News | 20 April 2010

New Multicampus Research Groups in the Humanities


The Consortium of Humanities Center Directors, under the rubric of the UC Humanities Network, is pleased to announce funding for three new multicampus research groups in the humanities for 2010-11. They are:

California Italian Studies

Co-investigators and their institutions:
Albert Ascoli, Italian Studies, UC Berkeley
Joann Cannon, French and Italian, UC Davis
Claudio Fogu, French and Italian, UC Santa Barbara
John Marino, History, UC San Diego
Deanna Shemek, Literature, UC Santa Cruz
Lucia Re, Italian, UCLA

Funds will support California Italian Studies (CIS), a new electronic journal, and research related activities, including the sponsorship of an annual “day of studies.” CIS is an online, peer-review journal committed to publishing the finest, most innovative, and most potentially influential scholarly work in the field of Italian Studies today. CIS seeks contributions which meet the following criteria: interdisciplinarity; comparative study; critical reflection on theory and method. Contributions that make the most creative use of the journal’s digital format are especially encouraged.

Critical Historicities: Between Africa and the Diaspora

Co-investigators and their institutions:
Peter J. Bloom, Film and Media Studies, UC Santa Barbara
Percy C. Hintzen, Director, Center for African Studies and Professor of African American Studies, UC Berkeley
Stephan F. Miescher, History, UC Santa Barbara
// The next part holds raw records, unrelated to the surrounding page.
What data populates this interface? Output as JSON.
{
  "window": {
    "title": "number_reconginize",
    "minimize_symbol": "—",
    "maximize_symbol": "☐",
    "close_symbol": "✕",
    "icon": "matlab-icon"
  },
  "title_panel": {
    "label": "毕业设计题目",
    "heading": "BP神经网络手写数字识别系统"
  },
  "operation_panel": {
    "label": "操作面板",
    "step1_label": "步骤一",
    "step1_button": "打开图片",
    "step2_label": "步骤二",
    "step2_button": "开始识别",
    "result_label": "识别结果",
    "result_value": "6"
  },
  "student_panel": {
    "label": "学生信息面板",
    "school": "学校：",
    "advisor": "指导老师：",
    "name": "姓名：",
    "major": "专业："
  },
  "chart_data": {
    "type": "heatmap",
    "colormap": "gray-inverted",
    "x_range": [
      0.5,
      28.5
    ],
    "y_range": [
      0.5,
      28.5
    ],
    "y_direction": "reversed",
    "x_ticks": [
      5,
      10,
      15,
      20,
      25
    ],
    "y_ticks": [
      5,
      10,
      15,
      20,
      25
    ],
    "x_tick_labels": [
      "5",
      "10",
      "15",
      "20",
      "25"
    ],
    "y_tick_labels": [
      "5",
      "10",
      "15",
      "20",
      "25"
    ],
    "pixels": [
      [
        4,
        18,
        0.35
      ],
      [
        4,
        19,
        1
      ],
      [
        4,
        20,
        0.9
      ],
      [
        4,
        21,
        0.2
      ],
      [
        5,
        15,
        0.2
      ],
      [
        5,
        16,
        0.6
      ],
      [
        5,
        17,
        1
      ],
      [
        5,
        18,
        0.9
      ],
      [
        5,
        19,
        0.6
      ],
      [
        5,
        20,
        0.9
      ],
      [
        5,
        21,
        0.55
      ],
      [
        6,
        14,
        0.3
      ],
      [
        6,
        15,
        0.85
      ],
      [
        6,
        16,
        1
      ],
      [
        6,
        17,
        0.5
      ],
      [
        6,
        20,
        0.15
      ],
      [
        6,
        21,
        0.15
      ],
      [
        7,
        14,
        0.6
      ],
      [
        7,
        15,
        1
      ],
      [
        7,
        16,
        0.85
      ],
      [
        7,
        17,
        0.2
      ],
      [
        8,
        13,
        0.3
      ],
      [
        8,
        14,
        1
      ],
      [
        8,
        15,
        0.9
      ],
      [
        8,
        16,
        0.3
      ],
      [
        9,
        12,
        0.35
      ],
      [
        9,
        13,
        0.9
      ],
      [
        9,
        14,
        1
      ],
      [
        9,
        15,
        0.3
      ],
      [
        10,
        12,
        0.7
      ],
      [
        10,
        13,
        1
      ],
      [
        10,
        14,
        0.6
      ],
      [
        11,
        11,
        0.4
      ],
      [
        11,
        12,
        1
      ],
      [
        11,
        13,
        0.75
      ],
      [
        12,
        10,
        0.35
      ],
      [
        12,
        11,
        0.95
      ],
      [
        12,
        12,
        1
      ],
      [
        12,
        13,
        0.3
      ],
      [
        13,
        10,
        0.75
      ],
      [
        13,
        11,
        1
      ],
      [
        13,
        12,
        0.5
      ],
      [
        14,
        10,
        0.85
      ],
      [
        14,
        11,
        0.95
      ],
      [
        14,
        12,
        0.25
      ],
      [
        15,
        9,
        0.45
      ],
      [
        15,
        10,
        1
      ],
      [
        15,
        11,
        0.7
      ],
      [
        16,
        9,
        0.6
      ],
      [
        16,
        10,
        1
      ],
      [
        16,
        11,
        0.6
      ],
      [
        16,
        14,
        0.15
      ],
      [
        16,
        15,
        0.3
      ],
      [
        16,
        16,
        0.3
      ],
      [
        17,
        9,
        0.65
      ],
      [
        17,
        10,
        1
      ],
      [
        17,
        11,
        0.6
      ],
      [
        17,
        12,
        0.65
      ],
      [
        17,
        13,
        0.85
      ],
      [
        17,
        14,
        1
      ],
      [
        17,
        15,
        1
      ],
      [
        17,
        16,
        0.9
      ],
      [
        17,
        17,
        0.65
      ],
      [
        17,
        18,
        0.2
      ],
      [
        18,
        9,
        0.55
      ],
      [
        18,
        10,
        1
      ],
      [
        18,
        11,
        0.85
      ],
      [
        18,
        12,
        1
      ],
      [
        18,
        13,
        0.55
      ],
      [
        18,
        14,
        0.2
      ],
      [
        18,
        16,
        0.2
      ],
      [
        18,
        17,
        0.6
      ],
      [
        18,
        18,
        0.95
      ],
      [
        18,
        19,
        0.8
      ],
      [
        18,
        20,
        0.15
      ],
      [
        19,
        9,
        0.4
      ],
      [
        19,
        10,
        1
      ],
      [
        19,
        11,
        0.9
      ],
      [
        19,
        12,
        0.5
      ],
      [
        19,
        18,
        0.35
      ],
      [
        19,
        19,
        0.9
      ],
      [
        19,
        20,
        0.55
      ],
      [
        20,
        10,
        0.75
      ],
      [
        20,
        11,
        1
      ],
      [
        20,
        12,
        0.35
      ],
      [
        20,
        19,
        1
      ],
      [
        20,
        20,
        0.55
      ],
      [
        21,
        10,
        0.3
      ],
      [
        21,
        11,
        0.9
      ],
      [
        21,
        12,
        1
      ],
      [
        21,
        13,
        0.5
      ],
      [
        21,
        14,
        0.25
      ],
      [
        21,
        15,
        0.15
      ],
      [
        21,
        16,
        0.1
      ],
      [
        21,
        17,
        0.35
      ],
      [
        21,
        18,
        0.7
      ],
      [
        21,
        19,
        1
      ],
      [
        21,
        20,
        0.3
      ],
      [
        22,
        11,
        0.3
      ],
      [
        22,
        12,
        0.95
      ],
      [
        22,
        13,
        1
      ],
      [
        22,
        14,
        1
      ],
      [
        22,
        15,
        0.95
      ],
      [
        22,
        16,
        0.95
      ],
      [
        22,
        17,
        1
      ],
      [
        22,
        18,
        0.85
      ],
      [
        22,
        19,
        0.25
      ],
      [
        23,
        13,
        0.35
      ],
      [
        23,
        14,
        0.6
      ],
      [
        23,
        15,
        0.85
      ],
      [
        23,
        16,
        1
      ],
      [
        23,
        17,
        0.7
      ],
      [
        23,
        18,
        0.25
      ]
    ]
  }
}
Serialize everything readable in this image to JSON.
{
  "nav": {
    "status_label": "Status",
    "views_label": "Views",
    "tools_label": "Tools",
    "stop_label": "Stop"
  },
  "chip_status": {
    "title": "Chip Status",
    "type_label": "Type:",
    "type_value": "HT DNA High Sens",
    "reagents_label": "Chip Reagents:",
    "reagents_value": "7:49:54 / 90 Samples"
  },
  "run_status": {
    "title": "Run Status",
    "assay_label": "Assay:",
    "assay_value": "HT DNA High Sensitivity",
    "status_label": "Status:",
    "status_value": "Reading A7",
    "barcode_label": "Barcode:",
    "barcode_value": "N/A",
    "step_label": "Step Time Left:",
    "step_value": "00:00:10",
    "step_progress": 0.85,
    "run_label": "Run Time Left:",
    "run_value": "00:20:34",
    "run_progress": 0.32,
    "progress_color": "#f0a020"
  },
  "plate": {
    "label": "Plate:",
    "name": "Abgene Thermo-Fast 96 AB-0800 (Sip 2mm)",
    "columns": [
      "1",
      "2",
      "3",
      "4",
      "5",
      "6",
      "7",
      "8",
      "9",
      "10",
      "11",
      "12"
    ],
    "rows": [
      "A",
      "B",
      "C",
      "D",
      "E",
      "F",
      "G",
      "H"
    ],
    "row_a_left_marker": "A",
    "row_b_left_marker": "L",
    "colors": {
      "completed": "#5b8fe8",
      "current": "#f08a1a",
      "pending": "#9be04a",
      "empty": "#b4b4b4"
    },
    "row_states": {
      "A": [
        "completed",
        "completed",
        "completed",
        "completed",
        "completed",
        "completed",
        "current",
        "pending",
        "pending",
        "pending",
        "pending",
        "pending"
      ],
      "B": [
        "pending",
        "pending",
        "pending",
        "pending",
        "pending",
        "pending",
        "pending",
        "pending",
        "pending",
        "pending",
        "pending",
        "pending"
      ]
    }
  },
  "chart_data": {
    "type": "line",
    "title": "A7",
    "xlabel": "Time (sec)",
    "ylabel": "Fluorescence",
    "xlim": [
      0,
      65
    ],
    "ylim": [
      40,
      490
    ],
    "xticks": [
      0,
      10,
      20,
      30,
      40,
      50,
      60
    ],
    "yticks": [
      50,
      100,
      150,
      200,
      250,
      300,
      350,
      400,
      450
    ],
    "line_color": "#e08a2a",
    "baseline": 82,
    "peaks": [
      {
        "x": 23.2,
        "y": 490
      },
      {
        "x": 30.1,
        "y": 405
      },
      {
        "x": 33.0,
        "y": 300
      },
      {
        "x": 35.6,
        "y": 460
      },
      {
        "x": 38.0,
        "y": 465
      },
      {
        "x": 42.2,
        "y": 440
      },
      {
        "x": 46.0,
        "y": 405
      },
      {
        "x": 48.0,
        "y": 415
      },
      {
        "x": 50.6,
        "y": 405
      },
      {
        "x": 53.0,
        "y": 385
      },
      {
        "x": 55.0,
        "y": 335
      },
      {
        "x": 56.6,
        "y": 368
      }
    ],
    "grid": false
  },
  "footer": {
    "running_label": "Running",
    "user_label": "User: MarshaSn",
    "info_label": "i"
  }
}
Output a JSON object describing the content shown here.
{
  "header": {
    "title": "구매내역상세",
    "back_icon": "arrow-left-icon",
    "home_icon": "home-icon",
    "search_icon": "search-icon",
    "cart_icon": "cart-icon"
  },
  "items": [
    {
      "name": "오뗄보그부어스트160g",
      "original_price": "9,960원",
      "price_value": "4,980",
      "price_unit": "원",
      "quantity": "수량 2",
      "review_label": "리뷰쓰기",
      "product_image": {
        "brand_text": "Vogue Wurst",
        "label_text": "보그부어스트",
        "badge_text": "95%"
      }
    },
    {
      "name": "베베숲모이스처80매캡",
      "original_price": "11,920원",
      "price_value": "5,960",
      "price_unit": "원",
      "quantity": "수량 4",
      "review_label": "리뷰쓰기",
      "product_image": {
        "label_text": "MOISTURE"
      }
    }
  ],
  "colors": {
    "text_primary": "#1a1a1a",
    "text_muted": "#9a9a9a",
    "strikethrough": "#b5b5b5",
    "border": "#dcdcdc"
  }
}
At the heart of Critical Historicities between Africa and the Diaspora is the question of how teleologies of difference between the African continent and the Diaspora have ruptured developmental approaches to modernity. In order to move beyond the complacency of difference implied by alternative modernities, we seek to establish a context that enables greater engagement with multi-sited research methodologies both on the African continent itself as well as in Asia, Europe, the Global South, and North America. We also seek to examine the relationship between late colonial and postcolonial national infrastructures on the African continent through the movement of successive generations abroad, and an examination of how a sense of integration and return can be more broadly construed.

Early Modern Globalization: Iberian Empires/Colonies/Nations

Co-investigators and their institutions:
Ivonne Del Valle, Spanish and Portuguese, UC Berkeley
Anna More, Spanish and Portuguese, UCLA

This interdisciplinary group, consisting initially of specialists from the fields of history, art history, and literature, examines the place of the Iberian imperial experience in the emergence of global modernity and its consequences. The group will focus on the following areas, among others, in a dialogue with theories developed in other centuries and other languages: How the presuppositions of classical antiquity and Medieval Christianity provide the first racial, political and evangelical paradigms for global empires in the 16th century; the theoretical and practical changes these paradigms underwent when they incorporated the experiences of the colonizers and evangelists in Asian and American colonies; the particular challenges posed to the establishment of a universal empire by responses of the African, Asian, and Amerindian peoples who were first subjected to models of universalization and the ongoing influence of local forms upon global processes spurred by Iberian colonization; the differences between the administration of transatlantic colonies and European colonies (Flanders, Portugal, Italy) and between the politics and practices carried out within European nations and in transatlantic and transpacific contexts; and the adaptations to political, aesthetic, scientific and social ideas generated in American and Asian colonies and their repercussions for both the history of these regions and the history of transatlantic and transpacific exchange.